_Your instructions_. Of all the lines in the entries, how many carry the word "true"? The reply is that number and no more.

(Page and application data records)

-.-.-

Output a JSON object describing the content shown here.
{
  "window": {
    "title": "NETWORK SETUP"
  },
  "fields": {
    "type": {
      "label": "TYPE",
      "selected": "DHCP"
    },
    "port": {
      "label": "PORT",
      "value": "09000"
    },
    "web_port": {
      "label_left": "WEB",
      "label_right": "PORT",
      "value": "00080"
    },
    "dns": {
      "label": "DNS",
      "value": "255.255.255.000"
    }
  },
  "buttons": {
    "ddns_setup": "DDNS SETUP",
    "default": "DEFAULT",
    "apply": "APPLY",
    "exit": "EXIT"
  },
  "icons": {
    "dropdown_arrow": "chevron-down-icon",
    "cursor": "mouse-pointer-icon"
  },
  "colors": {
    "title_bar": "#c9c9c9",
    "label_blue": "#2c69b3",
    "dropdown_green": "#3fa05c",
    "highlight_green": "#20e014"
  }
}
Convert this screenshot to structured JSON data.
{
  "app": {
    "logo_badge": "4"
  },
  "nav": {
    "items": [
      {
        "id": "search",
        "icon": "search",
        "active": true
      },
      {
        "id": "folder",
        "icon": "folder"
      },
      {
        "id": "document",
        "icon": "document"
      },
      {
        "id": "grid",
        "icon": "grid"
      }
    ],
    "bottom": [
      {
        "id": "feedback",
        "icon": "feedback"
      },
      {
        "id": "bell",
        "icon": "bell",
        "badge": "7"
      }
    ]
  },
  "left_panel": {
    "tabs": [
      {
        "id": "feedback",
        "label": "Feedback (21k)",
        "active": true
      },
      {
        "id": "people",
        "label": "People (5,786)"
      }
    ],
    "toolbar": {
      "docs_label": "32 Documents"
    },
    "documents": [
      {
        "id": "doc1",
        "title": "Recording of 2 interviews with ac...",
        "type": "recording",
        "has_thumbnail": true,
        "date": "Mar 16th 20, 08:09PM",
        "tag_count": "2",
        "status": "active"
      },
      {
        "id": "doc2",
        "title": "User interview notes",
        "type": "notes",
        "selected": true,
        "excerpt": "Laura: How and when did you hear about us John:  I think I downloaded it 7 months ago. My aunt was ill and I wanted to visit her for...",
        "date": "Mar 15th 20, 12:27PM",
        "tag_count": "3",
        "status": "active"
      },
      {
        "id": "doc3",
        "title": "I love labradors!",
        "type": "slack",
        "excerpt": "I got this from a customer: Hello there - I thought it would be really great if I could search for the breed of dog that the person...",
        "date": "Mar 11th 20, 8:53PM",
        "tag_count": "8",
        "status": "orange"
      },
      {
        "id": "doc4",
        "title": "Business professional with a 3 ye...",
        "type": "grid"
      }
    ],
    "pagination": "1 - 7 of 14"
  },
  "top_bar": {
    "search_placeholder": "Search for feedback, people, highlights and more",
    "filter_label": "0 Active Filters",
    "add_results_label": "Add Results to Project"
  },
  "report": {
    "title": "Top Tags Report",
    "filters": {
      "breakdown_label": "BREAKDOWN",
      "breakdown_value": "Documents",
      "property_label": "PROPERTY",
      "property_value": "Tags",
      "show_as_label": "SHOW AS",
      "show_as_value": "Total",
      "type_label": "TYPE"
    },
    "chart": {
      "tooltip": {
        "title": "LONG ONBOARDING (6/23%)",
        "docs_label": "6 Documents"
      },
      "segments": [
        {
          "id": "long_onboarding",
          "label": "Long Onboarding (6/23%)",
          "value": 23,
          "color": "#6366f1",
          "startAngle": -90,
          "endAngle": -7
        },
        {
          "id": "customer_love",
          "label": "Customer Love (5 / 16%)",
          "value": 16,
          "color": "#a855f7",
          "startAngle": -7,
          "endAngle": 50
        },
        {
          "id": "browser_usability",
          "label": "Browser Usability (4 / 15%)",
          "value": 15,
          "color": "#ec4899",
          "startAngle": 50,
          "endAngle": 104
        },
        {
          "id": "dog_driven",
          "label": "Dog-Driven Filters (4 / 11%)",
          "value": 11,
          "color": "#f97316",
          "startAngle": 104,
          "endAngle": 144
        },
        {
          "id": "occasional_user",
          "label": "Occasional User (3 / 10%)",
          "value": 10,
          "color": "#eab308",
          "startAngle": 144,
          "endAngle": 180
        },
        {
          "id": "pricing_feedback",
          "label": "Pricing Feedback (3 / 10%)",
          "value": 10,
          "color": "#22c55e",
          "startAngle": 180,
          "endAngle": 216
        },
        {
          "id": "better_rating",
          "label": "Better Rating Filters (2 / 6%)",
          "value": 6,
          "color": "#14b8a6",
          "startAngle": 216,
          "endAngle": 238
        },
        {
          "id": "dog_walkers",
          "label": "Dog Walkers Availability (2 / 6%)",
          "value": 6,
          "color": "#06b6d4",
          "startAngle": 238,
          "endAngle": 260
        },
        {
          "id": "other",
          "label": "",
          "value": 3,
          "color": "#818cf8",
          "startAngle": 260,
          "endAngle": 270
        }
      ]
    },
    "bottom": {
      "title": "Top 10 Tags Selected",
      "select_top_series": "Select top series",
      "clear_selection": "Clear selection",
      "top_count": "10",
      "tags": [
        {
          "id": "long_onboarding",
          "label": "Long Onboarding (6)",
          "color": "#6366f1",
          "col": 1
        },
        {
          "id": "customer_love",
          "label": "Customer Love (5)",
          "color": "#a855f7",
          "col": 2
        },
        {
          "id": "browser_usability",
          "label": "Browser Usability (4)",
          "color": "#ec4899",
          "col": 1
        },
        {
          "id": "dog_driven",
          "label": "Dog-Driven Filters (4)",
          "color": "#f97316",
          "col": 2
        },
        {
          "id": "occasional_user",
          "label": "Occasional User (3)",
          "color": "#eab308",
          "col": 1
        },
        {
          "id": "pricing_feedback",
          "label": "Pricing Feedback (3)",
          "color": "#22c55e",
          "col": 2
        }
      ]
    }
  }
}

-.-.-

_Solution below_. 4